If you want the public to be receptive to your risk communication messages, you need to establish trust and credibility, and the best time to establish trust and credibility is before a crisis even occurs. Involve the community at the earliest possible stage of emergency preparedness:

  • Build relationships with community organizations. Look for opportunities to partner with community-based and faith-based organizations and human services agencies that can help disseminate information during a crisis and also provide input on community needs and concerns.
  • Seek input from the public about decisions that will affect them. Have informal conversations with community leaders, conversation cafes at local coffee shops, online surveys, or public engagement meetings.
  • Maintain visibility in the community so that the public will become familiar with your organization and regard it as a credible source.

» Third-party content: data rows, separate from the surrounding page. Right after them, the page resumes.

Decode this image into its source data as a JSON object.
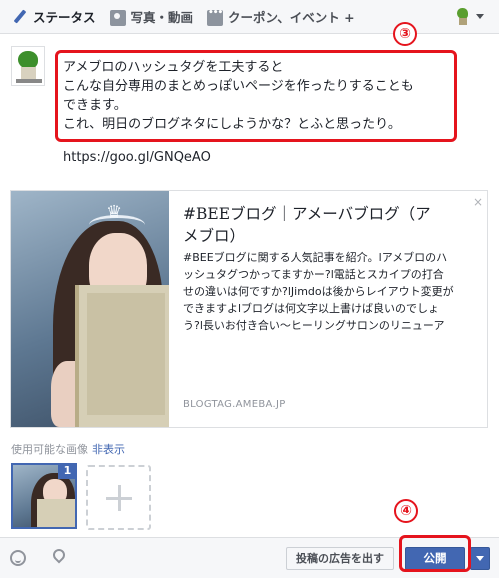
{
  "tabs": [
    {
      "label": "ステータス",
      "icon": "pencil-icon"
    },
    {
      "label": "写真・動画",
      "icon": "camera-icon"
    },
    {
      "label": "クーポン、イベント +",
      "icon": "more-icon"
    }
  ],
  "post": {
    "lines": [
      "アメブロのハッシュタグを工夫すると",
      "こんな自分専用のまとめっぽいページを作ったりすることも",
      "できます。",
      "これ、明日のブログネタにしようかな？とふと思ったり。"
    ],
    "link": "https://goo.gl/GNQeAO"
  },
  "annotations": {
    "step3": "③",
    "step4": "④"
  },
  "card": {
    "title": "#BEEブログ｜アメーバブログ（アメブロ）",
    "title_lines": [
      "#BEEブログ｜アメーバブログ（ア",
      "メブロ）"
    ],
    "description_lines": [
      "#BEEブログに関する人気記事を紹介。lアメブロのハ",
      "ッシュタグつかってますかー?l電話とスカイプの打合",
      "せの違いは何ですか?lJimdoは後からレイアウト変更が",
      "できますよlブログは何文字以上書けば良いのでしょ",
      "う?l長いお付き合い〜ヒーリングサロンのリニューア"
    ],
    "domain": "BLOGTAG.AMEBA.JP",
    "close": "×"
  },
  "images": {
    "label": "使用可能な画像",
    "hide": "非表示",
    "selected_count": "1"
  },
  "footer": {
    "ad_button": "投稿の広告を出す",
    "publish_button": "公開"
  },
  "colors": {
    "accent": "#4267b2",
    "annotation": "#e5141d"
  }
}
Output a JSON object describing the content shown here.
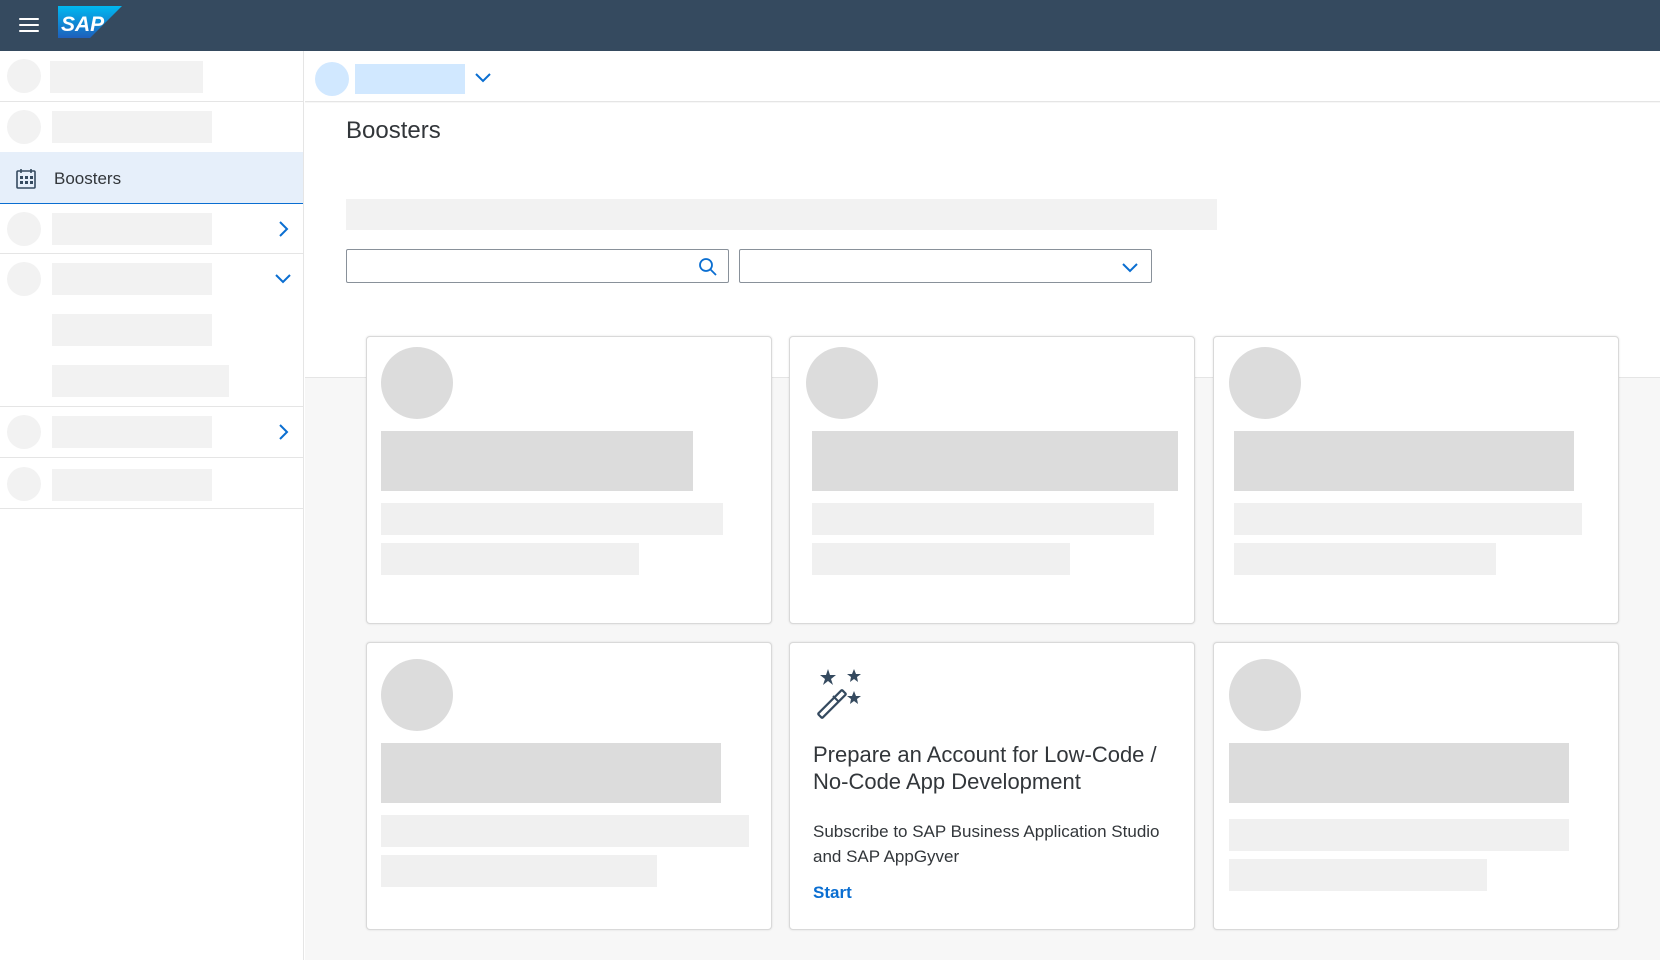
{
  "shellbar": {
    "logo_text": "SAP",
    "menu_icon": "hamburger-menu-icon",
    "background_color": "#354a5f"
  },
  "sidebar": {
    "selected_item": {
      "label": "Boosters",
      "icon": "calendar-grid-icon"
    },
    "selected_color": "#e6effa"
  },
  "subheader": {
    "dropdown_icon": "chevron-down-icon"
  },
  "page": {
    "title": "Boosters",
    "search": {
      "value": "",
      "placeholder": "",
      "icon": "search-icon"
    },
    "filter": {
      "selected": "",
      "icon": "chevron-down-icon"
    }
  },
  "cards": {
    "featured": {
      "icon": "magic-wand-icon",
      "title": "Prepare an Account for Low-Code / No-Code App Development",
      "description": "Subscribe to SAP Business Application Studio and SAP AppGyver",
      "link": "Start"
    }
  },
  "colors": {
    "accent": "#0a6ed1",
    "text": "#32363a",
    "placeholder_light": "#f2f2f2",
    "placeholder_dark": "#dcdcdc",
    "icon_blue": "#354a5f"
  }
}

  • Start early with risk communications. Prior knowledge about potential crisis situations can temper some of the outrage factors during an event, so begin communicating about risks at an early stage. For example, gradually educating people about the potential for a bioterrorist attack—through school programs, community meetings, and community drills—can establish some familiarity with that possibility in advance.